“We try to find the perfect dress for each girl,” Claudia told her simply.
Jenny looked at her reflection once more. “I wish I could buy all of them. I have no idea how I’ll pick just one.”

“Well, you’ll have to choose the dress that expresses you the most, that’s what I always tell clients.” Claudia said it in a businesslike tone, but she looked nothing short of smug at the compliment.

A moment later, Kitty called out then from the other side of the curtains, and Jenny squawked and began stripping off the dress.

“You can’t come in yet!” she yelled out. “One second!”

Kitty popped her head through the curtains, then opened them completely when she saw that Jenny had slipped her sundress back over her head. “Did you find something?” she asked.

From Kitty’s huge grin, Jenny could tell instantly that she was not the only one who’d had a spiritual experience.

“More than something,” Kitty said. “It’s the dress.

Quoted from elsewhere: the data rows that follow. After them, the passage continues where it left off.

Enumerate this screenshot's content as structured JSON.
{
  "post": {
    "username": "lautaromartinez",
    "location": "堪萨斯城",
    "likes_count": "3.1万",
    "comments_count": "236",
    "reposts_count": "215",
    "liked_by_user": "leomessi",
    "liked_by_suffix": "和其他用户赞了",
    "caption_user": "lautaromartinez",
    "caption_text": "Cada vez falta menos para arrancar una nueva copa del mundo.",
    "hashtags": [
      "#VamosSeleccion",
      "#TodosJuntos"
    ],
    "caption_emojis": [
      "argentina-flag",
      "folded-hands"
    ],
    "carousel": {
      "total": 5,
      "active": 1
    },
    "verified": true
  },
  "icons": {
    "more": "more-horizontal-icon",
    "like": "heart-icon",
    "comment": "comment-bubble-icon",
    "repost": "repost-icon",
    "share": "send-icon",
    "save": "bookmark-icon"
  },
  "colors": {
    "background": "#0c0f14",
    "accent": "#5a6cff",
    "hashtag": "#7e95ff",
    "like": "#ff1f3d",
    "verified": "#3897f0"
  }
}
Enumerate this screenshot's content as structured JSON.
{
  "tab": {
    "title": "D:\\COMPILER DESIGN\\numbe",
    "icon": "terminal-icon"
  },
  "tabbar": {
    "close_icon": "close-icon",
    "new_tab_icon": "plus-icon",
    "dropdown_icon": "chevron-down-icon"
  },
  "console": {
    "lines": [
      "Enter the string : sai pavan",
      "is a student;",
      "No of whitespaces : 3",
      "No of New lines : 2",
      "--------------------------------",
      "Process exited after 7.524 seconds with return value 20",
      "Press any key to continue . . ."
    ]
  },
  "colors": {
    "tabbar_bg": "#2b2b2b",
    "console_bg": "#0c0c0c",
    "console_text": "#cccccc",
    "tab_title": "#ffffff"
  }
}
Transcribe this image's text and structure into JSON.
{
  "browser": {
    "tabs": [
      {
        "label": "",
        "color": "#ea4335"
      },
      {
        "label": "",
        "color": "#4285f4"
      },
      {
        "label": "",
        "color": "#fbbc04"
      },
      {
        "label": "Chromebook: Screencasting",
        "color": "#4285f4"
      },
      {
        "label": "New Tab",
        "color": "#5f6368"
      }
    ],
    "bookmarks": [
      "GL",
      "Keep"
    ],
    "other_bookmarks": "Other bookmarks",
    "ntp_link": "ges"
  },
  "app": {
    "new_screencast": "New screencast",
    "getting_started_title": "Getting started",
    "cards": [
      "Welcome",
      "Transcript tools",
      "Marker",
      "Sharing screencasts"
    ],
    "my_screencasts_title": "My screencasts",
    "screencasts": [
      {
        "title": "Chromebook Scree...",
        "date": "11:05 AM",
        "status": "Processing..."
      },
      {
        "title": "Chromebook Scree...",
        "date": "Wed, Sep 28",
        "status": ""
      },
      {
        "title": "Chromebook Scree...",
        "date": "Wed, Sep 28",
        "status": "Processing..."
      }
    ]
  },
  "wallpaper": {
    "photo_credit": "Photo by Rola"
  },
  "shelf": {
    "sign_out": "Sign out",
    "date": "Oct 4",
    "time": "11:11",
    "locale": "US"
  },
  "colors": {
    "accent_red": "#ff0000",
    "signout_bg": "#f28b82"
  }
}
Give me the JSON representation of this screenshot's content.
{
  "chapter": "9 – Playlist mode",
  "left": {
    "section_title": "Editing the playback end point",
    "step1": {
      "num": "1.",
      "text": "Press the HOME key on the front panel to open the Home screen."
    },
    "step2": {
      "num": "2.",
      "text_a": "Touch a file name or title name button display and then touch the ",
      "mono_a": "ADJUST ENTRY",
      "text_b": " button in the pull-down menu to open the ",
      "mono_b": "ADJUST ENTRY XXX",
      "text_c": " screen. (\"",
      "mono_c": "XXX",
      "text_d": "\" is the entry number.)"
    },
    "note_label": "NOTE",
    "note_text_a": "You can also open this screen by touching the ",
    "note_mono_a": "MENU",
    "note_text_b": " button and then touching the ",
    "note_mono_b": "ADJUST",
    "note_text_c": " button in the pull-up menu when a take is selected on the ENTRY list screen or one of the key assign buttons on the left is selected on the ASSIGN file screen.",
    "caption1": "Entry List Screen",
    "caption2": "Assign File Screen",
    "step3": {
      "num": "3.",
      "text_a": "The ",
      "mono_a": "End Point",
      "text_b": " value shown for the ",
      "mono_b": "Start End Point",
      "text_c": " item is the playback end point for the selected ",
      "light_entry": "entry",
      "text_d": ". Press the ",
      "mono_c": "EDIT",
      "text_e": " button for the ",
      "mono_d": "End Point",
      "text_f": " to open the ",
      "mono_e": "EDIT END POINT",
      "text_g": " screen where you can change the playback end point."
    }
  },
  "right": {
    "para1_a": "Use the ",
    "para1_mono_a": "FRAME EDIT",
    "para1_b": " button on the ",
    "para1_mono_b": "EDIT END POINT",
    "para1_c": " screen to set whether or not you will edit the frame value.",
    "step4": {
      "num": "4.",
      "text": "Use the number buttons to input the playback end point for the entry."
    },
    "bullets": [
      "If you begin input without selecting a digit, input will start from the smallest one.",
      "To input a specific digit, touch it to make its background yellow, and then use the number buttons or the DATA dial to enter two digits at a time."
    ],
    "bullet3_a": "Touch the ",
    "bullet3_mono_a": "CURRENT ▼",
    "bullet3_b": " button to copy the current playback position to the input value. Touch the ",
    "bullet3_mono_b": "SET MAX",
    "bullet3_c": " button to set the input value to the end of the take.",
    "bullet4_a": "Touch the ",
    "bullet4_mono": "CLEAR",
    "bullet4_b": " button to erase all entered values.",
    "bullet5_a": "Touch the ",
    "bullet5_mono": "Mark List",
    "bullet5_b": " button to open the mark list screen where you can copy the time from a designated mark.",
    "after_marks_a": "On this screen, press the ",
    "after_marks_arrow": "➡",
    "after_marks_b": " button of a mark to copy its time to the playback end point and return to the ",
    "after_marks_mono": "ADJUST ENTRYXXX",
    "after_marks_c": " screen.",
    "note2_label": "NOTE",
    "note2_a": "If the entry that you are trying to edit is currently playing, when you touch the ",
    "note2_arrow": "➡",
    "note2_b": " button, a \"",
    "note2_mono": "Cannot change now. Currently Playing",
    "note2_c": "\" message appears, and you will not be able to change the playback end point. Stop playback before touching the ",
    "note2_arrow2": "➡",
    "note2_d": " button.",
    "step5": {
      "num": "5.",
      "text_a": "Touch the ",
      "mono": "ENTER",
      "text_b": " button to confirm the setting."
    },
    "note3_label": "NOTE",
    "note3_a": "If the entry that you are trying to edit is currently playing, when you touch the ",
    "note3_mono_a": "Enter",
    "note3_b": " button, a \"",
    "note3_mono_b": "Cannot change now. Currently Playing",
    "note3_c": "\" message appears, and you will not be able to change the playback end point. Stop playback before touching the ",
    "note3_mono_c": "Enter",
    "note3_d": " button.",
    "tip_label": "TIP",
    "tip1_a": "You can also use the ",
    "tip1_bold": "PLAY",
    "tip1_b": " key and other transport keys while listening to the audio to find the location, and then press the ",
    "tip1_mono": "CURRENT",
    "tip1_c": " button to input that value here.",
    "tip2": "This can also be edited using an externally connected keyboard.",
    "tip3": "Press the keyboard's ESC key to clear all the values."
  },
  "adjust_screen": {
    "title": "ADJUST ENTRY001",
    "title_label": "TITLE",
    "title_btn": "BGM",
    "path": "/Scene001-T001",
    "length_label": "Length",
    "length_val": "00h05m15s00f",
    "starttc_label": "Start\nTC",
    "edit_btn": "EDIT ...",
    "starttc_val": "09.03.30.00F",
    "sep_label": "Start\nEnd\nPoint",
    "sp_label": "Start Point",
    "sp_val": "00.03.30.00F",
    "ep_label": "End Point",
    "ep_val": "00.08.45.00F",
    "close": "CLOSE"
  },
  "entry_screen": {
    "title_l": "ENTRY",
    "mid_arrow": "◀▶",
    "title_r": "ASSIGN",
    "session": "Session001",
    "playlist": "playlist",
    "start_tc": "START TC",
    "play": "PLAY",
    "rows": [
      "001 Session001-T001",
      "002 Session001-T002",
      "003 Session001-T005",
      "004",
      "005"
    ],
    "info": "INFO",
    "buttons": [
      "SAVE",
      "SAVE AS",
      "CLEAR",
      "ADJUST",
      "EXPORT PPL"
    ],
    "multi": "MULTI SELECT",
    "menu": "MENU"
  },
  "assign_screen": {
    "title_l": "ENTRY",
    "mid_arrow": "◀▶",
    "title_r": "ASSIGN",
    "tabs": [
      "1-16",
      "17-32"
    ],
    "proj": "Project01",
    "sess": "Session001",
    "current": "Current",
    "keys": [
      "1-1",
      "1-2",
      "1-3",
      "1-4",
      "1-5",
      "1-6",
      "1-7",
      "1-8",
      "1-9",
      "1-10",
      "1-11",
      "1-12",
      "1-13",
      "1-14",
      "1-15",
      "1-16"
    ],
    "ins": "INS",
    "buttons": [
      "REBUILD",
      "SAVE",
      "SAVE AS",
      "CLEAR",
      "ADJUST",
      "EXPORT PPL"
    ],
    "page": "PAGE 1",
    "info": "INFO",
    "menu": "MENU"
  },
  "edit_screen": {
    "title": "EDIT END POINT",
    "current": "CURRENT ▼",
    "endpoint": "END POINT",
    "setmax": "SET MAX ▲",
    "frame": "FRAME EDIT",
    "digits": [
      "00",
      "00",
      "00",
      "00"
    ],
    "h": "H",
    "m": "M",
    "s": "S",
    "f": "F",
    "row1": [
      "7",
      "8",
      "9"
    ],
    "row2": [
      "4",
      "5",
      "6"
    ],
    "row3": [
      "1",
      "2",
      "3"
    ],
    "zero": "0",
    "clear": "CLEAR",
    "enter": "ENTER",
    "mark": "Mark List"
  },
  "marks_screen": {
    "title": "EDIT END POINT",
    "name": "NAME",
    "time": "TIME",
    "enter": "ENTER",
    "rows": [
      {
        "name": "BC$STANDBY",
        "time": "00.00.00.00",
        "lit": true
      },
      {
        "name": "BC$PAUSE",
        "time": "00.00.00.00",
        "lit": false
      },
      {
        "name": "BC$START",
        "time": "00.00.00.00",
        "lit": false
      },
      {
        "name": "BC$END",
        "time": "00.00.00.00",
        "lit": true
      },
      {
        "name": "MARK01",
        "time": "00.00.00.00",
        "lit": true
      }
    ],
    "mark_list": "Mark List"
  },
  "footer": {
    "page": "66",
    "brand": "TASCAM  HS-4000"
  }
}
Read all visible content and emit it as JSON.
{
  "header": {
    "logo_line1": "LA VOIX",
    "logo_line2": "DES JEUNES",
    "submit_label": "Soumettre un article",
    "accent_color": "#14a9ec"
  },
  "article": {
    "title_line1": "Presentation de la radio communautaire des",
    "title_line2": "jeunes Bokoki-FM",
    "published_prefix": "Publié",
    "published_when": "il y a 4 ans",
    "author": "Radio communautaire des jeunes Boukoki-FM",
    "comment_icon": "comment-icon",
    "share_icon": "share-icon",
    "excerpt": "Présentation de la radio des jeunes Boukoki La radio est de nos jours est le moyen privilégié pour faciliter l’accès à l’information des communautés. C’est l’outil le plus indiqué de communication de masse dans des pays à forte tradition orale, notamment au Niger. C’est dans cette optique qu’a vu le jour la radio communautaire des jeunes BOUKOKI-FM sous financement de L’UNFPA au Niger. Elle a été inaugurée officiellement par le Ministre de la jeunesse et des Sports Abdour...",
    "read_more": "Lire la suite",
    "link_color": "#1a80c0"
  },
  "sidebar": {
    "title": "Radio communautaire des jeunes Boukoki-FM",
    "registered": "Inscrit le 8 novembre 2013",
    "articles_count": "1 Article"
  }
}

The perfect one. On the rack it looked like it was at least two sizes too big, but once I got it over my head, it fit like it had been made for me.”

“Me, too,” Jenny said, glancing again Claudia’s way.

Claudia shooed them out of the dressing room. “You two can make orders at the desk and they should be in next week.”

“Next week!” Jenny exclaimed, picking up the pen and taking out her mother’s credit card.

“Well, it didn’t look like many adjustments needed to be made, you said so yourself,” Claudia said, giving Jenny a wink.

The day was warm and bright as Jenny and Kitty stepped out onto the sidewalk. Jenny slung her jacket over an arm and turned to head down to the coffee shop she could see on the corner, feeling like she was in a daze.

“Wait,” Kitty said, putting her hand in Jenny’s and stopping her in the middle of the sidewalk.

A man with a dog made a surprised noise and then stumbled around them. But Kitty didn’t seem to notice, her expression troubled.

“Kitty?” Jenny said.

“I was thinking about what Claudia said,” Kitty started. “About how it really is all about us, how we don’t need to help other people through their issues they might have.”

“Yeah?” Jenny smiled.

Kitty nodded. “Yeah. I didn’t realize I felt like I owed people something. But now I see that I have been letting people’s personal issues get in the way of my life.” She stood up a little straighter. “And I think we should go all out. We should go all out and throw the best wedding in the history of weddings, and screw anyone who doesn’t like it. Screw ‘em all.”

Jenny squeezed her hand, feeling a happy blush warm her cheeks. “Screw ‘em?” she repeated.

“Yeah.”

“Sounds good to me.”

It was easier said than done. But Jenny was willing to give it a try.

When she tried to walk on, Kitty stopped her again, pulling back on their joined hands until Jenny was facing her. Kitty’s blue eyes were soft and full of emotion when she said, “And also...I love you, Jenny Farrell.”

Jenny started to smile. “Oh yeah?”

“Yes,” Kitty said. “That’s it. That’s what I wanted to say. Yes.”

Jenny thought about what Claudia had said, too, how she’d asked if she was nervous. She did, but not about the wedding. It was a happy kind of nervous, like the wedding was just a formality and they’d been married since Kitty had told her ‘yes.’

“Hey, guess what,” she said. “I love you, too.”

“Cool,” Kitty said. “Now let’s go find your mom. I haven’t had enough people glare at me today.”

When they turned to leave, Jenny threw one look back over her shoulder. There, in the place where the store had stood seconds before, was only a dumpster and a run-down fabric store.

Jenny blinked but nothing changed. There was no glimmering window display, no gilded door with ‘Claudia Malkin’s Wedding Robes for All Occasions’ scrawled in curl-i-cue lettering.

It was like the boutique had never existed at all.